*** Opening of Data for analysis ***

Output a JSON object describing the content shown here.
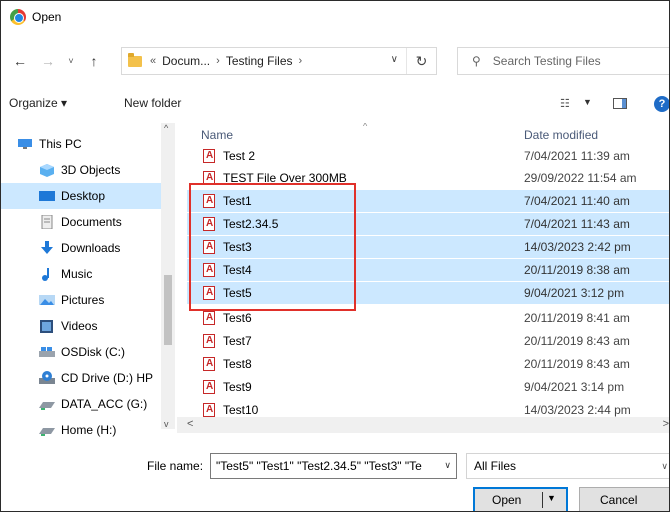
{
  "window": {
    "title": "Open"
  },
  "nav": {
    "back_icon": "←",
    "forward_icon": "→",
    "recent_icon": "˅",
    "up_icon": "↑",
    "breadcrumb_prefix": "«",
    "breadcrumbs": [
      "Docum...",
      "Testing Files"
    ],
    "crumb_sep": "›",
    "dropdown_icon": "∨",
    "refresh_icon": "↻",
    "search_placeholder": "Search Testing Files"
  },
  "toolbar": {
    "organize": "Organize ▾",
    "new_folder": "New folder",
    "view_icon": "☷",
    "view_drop": "▼",
    "help": "?"
  },
  "sidebar": {
    "items": [
      {
        "label": "This PC",
        "icon": "computer-icon",
        "selected": false
      },
      {
        "label": "3D Objects",
        "icon": "cube-icon",
        "selected": false
      },
      {
        "label": "Desktop",
        "icon": "desktop-icon",
        "selected": true
      },
      {
        "label": "Documents",
        "icon": "document-icon",
        "selected": false
      },
      {
        "label": "Downloads",
        "icon": "download-icon",
        "selected": false
      },
      {
        "label": "Music",
        "icon": "music-icon",
        "selected": false
      },
      {
        "label": "Pictures",
        "icon": "pictures-icon",
        "selected": false
      },
      {
        "label": "Videos",
        "icon": "video-icon",
        "selected": false
      },
      {
        "label": "OSDisk (C:)",
        "icon": "drive-icon",
        "selected": false
      },
      {
        "label": "CD Drive (D:) HP",
        "icon": "cd-drive-icon",
        "selected": false
      },
      {
        "label": "DATA_ACC (G:)",
        "icon": "network-drive-icon",
        "selected": false
      },
      {
        "label": "Home (H:)",
        "icon": "network-drive-icon",
        "selected": false
      }
    ],
    "scroll_up": "^",
    "scroll_down": "v"
  },
  "files": {
    "columns": {
      "name": "Name",
      "date": "Date modified"
    },
    "sort_icon": "^",
    "rows": [
      {
        "name": "Test 2",
        "date": "7/04/2021 11:39 am",
        "selected": false
      },
      {
        "name": "TEST File Over 300MB",
        "date": "29/09/2022 11:54 am",
        "selected": false
      },
      {
        "name": "Test1",
        "date": "7/04/2021 11:40 am",
        "selected": true
      },
      {
        "name": "Test2.34.5",
        "date": "7/04/2021 11:43 am",
        "selected": true
      },
      {
        "name": "Test3",
        "date": "14/03/2023 2:42 pm",
        "selected": true
      },
      {
        "name": "Test4",
        "date": "20/11/2019 8:38 am",
        "selected": true
      },
      {
        "name": "Test5",
        "date": "9/04/2021 3:12 pm",
        "selected": true
      },
      {
        "name": "Test6",
        "date": "20/11/2019 8:41 am",
        "selected": false
      },
      {
        "name": "Test7",
        "date": "20/11/2019 8:43 am",
        "selected": false
      },
      {
        "name": "Test8",
        "date": "20/11/2019 8:43 am",
        "selected": false
      },
      {
        "name": "Test9",
        "date": "9/04/2021 3:14 pm",
        "selected": false
      },
      {
        "name": "Test10",
        "date": "14/03/2023 2:44 pm",
        "selected": false
      }
    ]
  },
  "hscroll": {
    "left": "<",
    "right": ">"
  },
  "footer": {
    "file_name_label": "File name:",
    "file_name_value": "\"Test5\" \"Test1\" \"Test2.34.5\" \"Test3\" \"Te",
    "file_name_drop": "∨",
    "filter_value": "All Files",
    "filter_drop": "∨",
    "open_label": "Open",
    "open_arrow": "▼",
    "cancel_label": "Cancel"
  }
}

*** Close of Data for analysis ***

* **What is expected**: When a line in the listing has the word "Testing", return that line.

* **Expected answer**:
      "Testing Files"
    "search_placeholder": "Search Testing Files"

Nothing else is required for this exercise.